To its credit, the ESP intervenes quite unobtrusively, however it needs to work overtime as on a bumpy road at speed the Levorg offers a ride akin to a bouncy castle. The vaunted Bilstein dampers installed in the GT-S feel like they’ve already done 300,000km; body control is virtually non-existent, the dampers crashing into the bump stops on even moderately sized hits and then pogo-ing on rebound, the body often taking a few oscillations to settle.
Thanks to Subaru’s symmetrical all-wheel drive system the Levorg feels quite secure on the road, but it pitches and rolls and wallows under lateral or longitudinal load which can make placing it accurately difficult, particularly when the horribly light arcade-game steering offers next to no connection to the front end. At least it’s not blighted by the persistent rack rattle that afflicts the STI.
To be honest the difference in outright pace between the two cars probably isn’t much, but the experience each offers is worlds apart. The Skoda rewards the keen driver, whereas the Subaru feels so at sea approaching its limits that the driver is effectively discouraged from trying.
Perhaps in the sea is where it would feel more at home, as there’s definitely a nautical flavour to its dynamic behaviour.
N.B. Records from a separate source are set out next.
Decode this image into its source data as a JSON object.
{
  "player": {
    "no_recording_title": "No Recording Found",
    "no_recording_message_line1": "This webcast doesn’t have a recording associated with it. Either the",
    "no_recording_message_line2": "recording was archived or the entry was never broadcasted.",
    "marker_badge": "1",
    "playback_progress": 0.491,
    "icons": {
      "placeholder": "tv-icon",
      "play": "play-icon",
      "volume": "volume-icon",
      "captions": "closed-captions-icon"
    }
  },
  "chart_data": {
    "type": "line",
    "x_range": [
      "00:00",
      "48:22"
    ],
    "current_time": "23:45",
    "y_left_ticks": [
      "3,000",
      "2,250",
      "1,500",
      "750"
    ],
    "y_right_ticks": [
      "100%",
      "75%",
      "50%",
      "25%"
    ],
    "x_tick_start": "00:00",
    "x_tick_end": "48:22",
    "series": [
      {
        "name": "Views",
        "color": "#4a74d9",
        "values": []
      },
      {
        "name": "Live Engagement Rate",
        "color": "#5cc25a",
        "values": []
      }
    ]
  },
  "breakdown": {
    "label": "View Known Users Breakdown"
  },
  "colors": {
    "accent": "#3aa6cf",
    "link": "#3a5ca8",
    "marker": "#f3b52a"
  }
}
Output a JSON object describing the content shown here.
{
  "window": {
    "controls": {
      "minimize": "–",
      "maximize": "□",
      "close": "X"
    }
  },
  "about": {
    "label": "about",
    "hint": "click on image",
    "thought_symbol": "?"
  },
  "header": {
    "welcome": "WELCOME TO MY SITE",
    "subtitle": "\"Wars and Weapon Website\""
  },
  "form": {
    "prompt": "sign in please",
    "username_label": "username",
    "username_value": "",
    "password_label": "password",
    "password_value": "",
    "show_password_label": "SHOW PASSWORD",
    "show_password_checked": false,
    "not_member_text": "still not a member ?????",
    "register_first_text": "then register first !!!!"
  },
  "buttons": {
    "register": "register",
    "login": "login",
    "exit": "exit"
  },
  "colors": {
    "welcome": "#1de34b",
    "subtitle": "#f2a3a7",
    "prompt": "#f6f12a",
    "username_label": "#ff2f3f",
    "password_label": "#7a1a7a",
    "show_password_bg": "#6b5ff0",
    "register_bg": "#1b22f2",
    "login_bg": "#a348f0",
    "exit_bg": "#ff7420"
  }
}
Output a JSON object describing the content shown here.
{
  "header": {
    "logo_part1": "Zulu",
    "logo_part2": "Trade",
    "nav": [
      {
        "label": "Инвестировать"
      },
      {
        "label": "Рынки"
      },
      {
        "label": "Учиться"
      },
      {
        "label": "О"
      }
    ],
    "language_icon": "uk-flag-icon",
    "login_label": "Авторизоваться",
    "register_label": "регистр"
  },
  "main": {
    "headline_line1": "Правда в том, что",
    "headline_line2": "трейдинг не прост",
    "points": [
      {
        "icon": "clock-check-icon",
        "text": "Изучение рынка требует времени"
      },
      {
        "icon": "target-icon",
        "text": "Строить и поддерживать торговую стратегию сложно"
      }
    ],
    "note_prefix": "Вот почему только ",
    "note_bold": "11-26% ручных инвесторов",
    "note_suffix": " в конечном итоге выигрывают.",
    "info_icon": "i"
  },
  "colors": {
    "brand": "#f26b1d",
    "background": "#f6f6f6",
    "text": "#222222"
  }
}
Nor does it ride properly, constantly fidgeting over poor surfaces and bobbing and heaving over speed humps.
This is the most one-sided comparison in recent memory. It’s almost impossible to think of a scenario in which to recommend a Levorg. If you really want a Subaru and you’re not concerned with outright performance, save yourself $20,000 and buy the new Impreza hatch, and if you are, buy a WRX.
And if you need more practicality, the Forester XT is superior to the Levorg in every aspect bar outright performance.
Which leaves the Skoda as the clear winner, but it’s not a position it occupies by default.
The Octavia RS230 is a truly excellent car; engaging to drive, immensely practical and brilliant value. In outright ability it probably sits between four and four-and-a-half stars, however, we’re inclined to round up on this occasion to reward Skoda’s bravery in importing this manual-only niche model. The performance wagon may be an endangered species, but it’s the strong who survive.